[Opening Available data section]

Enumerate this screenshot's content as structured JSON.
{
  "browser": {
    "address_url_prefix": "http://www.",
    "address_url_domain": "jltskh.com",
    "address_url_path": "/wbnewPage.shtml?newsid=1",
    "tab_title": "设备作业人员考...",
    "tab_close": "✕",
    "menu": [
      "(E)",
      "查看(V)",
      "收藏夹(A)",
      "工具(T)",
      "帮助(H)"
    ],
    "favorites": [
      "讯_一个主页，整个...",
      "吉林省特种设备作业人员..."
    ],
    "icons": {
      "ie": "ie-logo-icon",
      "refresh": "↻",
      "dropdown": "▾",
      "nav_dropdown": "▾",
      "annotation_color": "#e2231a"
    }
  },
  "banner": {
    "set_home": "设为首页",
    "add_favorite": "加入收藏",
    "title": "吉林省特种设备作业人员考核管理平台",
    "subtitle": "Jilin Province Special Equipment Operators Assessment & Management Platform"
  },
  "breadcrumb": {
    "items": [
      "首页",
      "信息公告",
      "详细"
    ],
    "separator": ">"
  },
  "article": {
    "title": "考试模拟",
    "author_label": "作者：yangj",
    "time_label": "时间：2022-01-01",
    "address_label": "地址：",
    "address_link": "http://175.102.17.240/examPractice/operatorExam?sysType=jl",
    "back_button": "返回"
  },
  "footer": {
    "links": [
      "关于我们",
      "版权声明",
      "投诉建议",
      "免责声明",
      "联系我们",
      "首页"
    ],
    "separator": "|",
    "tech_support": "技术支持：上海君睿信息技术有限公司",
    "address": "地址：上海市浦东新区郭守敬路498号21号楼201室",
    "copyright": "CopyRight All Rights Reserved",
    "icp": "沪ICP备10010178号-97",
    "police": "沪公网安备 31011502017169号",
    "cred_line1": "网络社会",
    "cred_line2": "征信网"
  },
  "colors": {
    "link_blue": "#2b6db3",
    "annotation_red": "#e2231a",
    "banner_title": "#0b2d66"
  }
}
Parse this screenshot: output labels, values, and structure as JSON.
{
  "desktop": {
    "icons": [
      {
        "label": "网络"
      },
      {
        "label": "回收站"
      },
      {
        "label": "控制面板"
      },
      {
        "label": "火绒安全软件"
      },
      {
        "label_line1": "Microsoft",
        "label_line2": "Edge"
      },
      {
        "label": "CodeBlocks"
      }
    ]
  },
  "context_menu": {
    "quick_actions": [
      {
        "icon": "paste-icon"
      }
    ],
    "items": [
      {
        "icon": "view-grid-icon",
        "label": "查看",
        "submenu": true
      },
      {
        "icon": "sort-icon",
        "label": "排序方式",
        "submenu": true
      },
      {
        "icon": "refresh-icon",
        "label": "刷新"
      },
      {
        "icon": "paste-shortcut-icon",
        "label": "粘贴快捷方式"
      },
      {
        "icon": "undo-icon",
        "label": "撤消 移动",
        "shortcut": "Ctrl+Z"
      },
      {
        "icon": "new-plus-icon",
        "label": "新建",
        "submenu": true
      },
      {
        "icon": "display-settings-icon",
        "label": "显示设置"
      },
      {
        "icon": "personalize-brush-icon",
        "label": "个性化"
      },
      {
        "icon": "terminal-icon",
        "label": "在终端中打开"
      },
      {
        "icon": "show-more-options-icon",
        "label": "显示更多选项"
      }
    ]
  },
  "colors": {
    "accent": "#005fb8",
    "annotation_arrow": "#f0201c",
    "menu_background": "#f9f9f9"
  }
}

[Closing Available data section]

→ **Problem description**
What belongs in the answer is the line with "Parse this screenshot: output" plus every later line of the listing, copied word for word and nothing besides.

→ **The completed task**
Parse this screenshot: output labels, values, and structure as JSON.
{
  "desktop": {
    "icons": [
      {
        "label": "网络"
      },
      {
        "label": "回收站"
      },
      {
        "label": "控制面板"
      },
      {
        "label": "火绒安全软件"
      },
      {
        "label_line1": "Microsoft",
        "label_line2": "Edge"
      },
      {
        "label": "CodeBlocks"
      }
    ]
  },
  "context_menu": {
    "quick_actions": [
      {
        "icon": "paste-icon"
      }
    ],
    "items": [
      {
        "icon": "view-grid-icon",
        "label": "查看",
        "submenu": true
      },
      {
        "icon": "sort-icon",
        "label": "排序方式",
        "submenu": true
      },
      {
        "icon": "refresh-icon",
        "label": "刷新"
      },
      {
        "icon": "paste-shortcut-icon",
        "label": "粘贴快捷方式"
      },
      {
        "icon": "undo-icon",
        "label": "撤消 移动",
        "shortcut": "Ctrl+Z"
      },
      {
        "icon": "new-plus-icon",
        "label": "新建",
        "submenu": true
      },
      {
        "icon": "display-settings-icon",
        "label": "显示设置"
      },
      {
        "icon": "personalize-brush-icon",
        "label": "个性化"
      },
      {
        "icon": "terminal-icon",
        "label": "在终端中打开"
      },
      {
        "icon": "show-more-options-icon",
        "label": "显示更多选项"
      }
    ]
  },
  "colors": {
    "accent": "#005fb8",
    "annotation_arrow": "#f0201c",
    "menu_background": "#f9f9f9"
  }
}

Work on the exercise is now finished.